A study finds that people with a sudden hearing loss are at an increased risk of dementia.
A Korean study has investigated the prevalence and risk of subsequent dementia in people with sudden hearing loss during a 7-year follow-up period and compared it with the prevalence in a control group.
In the study, the dementia incidence rate per 1,000 “person-years” was 20.45 for people with a sudden hearing loss and 8.15 for people in the control group without a sudden hearing loss.
When adjusted for other characteristics, the study found that the people with a sudden hearing loss had a 1.69 increased risk of dementia during the follow-up period.
Males with sudden hearing loss had an even higher risk of dementia than the male control group with a 2.11 increased risk of dementia.
Hearing loss and dementia
Earlier studies have shown that hearing loss in general is associated with cognitive decline and dementia.
About the study
The study included a total of 11,148 people, including 1,858 with a sudden hearing loss and 9,290 in the control group. Data was taken from The Longitudinal Health Insurance Database 2000 (LHID2000) in Taiwan.

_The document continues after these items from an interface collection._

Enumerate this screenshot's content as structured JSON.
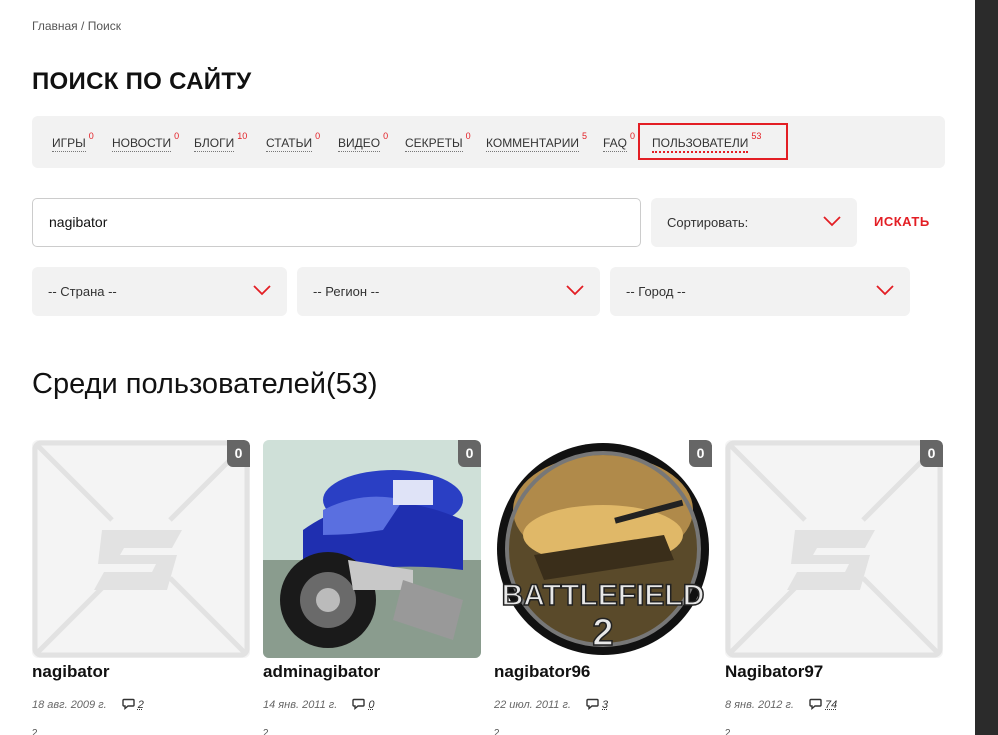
{
  "breadcrumb": {
    "home": "Главная",
    "sep": " / ",
    "current": "Поиск"
  },
  "page_title": "ПОИСК ПО САЙТУ",
  "tabs": [
    {
      "label": "ИГРЫ",
      "count": "0"
    },
    {
      "label": "НОВОСТИ",
      "count": "0"
    },
    {
      "label": "БЛОГИ",
      "count": "10"
    },
    {
      "label": "СТАТЬИ",
      "count": "0"
    },
    {
      "label": "ВИДЕО",
      "count": "0"
    },
    {
      "label": "СЕКРЕТЫ",
      "count": "0"
    },
    {
      "label": "КОММЕНТАРИИ",
      "count": "5"
    },
    {
      "label": "FAQ",
      "count": "0"
    },
    {
      "label": "ПОЛЬЗОВАТЕЛИ",
      "count": "53"
    }
  ],
  "search": {
    "value": "nagibator",
    "sort_label": "Сортировать:",
    "button": "ИСКАТЬ"
  },
  "filters": {
    "country": "-- Страна --",
    "region": "-- Регион --",
    "city": "-- Город --"
  },
  "section_title": "Среди пользователей(53)",
  "users": [
    {
      "name": "nagibator",
      "date": "18 авг. 2009 г.",
      "comments": "2",
      "badge": "0",
      "extra": "2",
      "avatar": "placeholder"
    },
    {
      "name": "adminagibator",
      "date": "14 янв. 2011 г.",
      "comments": "0",
      "badge": "0",
      "extra": "2",
      "avatar": "motorcycle"
    },
    {
      "name": "nagibator96",
      "date": "22 июл. 2011 г.",
      "comments": "3",
      "badge": "0",
      "extra": "2",
      "avatar": "battlefield",
      "avatar_text": "BATTLEFIELD",
      "avatar_num": "2"
    },
    {
      "name": "Nagibator97",
      "date": "8 янв. 2012 г.",
      "comments": "74",
      "badge": "0",
      "extra": "2",
      "avatar": "placeholder"
    }
  ],
  "colors": {
    "accent": "#e31e24",
    "panel": "#f2f2f2",
    "badge": "#666666"
  }
}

The study, “Increase Risk of Dementia in Patients With Sudden Hearing Loss: A Population-Based Cohort Study With 7-Year Follow-Up in Taiwan”, was published in the journal Otology & Neurotology.
Source: The journal Otology & Neurotology